So I can understand why the two parts of the gun control regime cannot be easily merged.

I suspect much of the anti-reg side is by those who do not have a PAL or POL and therefore cannot legally register their guns. It strikes me that they should allow those not possessing a PAL or POL to register their guns (provided they are not restricted arms) and a one year amnesty to get their PAL. They have an amnesty now but I think it has the incentives backwards. Get the guns registered and then worry about the fire arms safety course, which is all the PAL amounts to.

Jennifer Smith said...

A PAL or POL involves more than just the safety course, which is very important anyway. There are background checks, plus those 'intrusive' questions like "Have you recently ended a long-term relationship?", "Have you ever been diagnosed with a mental illness?", etc. I tend to think those are pretty important too.

You have ALWAYS needed a PAL or POL before being allowed to own a gun, so if these guys have firearms without one or the other, they would be breaking the law with or without the registry.

Anonymous said...

Well they might be intrusive questions but they are hardly onerous. I did not mention them because it takes about 2 minutes to answer them. The arduous part of the PAL is taking the course (yes I know you can challenge it) and then sitting the exam. That takes a weekend and some cash.

You would be surprised how many people have long guns without a PAL. Lots of people inherit long guns or are given long guns by friends and relatives. My point was that if we want to encourage registration of these types of arms we should work the amnesty in reverse. I.e., one has to register their gun in order to qualify for an amnesty on the PAL.

That is of course if the stated reason for the program is to create a database that lets police know who has guns and of what type is the real issue.

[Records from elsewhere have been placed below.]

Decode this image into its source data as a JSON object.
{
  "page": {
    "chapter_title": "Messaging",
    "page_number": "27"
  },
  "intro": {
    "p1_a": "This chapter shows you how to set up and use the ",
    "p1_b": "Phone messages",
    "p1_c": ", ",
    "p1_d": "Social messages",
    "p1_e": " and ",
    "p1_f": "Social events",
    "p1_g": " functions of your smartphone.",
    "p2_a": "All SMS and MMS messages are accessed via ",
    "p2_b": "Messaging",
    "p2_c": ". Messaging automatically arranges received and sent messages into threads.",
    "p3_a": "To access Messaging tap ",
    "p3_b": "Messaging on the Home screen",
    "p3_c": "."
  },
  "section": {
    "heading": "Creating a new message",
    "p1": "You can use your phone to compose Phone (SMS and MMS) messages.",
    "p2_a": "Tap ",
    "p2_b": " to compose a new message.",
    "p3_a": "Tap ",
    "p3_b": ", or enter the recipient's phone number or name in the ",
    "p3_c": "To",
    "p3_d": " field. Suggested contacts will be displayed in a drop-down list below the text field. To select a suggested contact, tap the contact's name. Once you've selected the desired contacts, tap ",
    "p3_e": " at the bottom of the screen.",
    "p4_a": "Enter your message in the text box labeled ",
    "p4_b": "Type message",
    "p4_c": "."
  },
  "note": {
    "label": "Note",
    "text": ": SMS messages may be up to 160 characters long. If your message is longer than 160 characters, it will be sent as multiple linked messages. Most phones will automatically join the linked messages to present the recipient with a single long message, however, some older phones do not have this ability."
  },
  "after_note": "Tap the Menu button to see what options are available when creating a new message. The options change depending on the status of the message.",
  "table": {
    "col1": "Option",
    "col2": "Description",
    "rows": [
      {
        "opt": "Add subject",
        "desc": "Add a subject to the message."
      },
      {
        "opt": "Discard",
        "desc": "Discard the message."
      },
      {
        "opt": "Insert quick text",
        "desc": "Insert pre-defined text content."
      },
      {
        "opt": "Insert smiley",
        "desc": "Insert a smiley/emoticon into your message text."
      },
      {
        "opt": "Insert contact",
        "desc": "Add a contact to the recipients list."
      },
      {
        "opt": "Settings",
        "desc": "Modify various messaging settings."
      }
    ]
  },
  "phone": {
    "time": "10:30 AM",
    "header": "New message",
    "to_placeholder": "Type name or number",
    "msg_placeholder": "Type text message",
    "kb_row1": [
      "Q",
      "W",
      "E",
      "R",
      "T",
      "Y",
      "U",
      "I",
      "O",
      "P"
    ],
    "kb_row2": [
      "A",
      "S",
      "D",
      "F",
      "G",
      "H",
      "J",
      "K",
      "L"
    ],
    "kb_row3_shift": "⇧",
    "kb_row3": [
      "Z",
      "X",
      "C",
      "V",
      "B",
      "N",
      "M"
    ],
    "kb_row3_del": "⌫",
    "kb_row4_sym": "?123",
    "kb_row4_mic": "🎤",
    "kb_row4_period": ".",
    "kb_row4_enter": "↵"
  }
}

Quotes from people smarter than me...

"If a free society cannot help the many who are poor, it cannot save the few who are rich" ~ JFK

"Our lives begin to end the day we become silent about things that matter. " ~ Martin Luther King Jr.

"Those who would give up essential liberty to purchase a little temporary safety deserve neither liberty nor safety. " ~ Benjamin Franklin

"First it is necessary to stand on your own two feet. But the minute a man finds himself in that position, the next thing he should do is reach out his arms. " ~ Kristin Hunter

"When you're a mayor and you have a problem you blame the provincial government. If you are provincial government and you have a problem you blame the federal government. We don't blame the Queen any more, so once in a while we might blame the Americans." ~ Jean Chretien

"Which is ideology? Which not? You shall know them by their assertion of truth, their contempt for considered reflection, and their fear of debate." ~ John Ralston Saul

"It is undoubtedly easier to believe in absolutes, follow blindly, mouth received wisdom. But that is self-betrayal." ~ John Ralston Saul

"Everybody dies, Tracey. Someone's carrying a bullet for you right now, doesn't even know it. The trick is to die of old age before it finds you." ~ Cpt. Malcolm Reynolds (Firefly, Episode 12)